* Task objective
Find the lines of the data below that include "name". Report their number only.

* Information
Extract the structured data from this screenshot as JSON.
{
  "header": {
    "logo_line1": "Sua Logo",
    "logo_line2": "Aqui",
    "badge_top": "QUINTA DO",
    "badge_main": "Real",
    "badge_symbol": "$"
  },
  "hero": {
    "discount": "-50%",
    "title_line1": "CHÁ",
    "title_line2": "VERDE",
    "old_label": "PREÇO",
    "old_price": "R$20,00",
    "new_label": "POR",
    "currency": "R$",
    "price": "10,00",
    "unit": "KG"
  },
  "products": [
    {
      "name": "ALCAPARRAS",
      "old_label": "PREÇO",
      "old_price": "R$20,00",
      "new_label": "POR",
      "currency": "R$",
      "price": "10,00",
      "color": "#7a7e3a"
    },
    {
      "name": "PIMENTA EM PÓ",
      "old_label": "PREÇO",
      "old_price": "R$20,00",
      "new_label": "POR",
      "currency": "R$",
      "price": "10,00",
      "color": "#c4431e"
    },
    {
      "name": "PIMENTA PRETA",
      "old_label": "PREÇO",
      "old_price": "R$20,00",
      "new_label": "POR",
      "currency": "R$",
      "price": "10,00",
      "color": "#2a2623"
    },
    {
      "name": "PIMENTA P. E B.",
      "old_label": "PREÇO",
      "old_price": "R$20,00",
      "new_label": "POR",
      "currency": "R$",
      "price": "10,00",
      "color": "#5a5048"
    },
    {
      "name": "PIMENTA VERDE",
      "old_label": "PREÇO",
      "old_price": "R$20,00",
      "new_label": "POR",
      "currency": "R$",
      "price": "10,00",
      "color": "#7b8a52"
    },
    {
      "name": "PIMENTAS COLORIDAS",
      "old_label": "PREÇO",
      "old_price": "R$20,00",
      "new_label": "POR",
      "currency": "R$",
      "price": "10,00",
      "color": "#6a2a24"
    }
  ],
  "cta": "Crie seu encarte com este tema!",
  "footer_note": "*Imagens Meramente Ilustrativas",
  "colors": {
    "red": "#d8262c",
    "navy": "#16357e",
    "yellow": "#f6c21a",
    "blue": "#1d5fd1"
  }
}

* Output of the task
6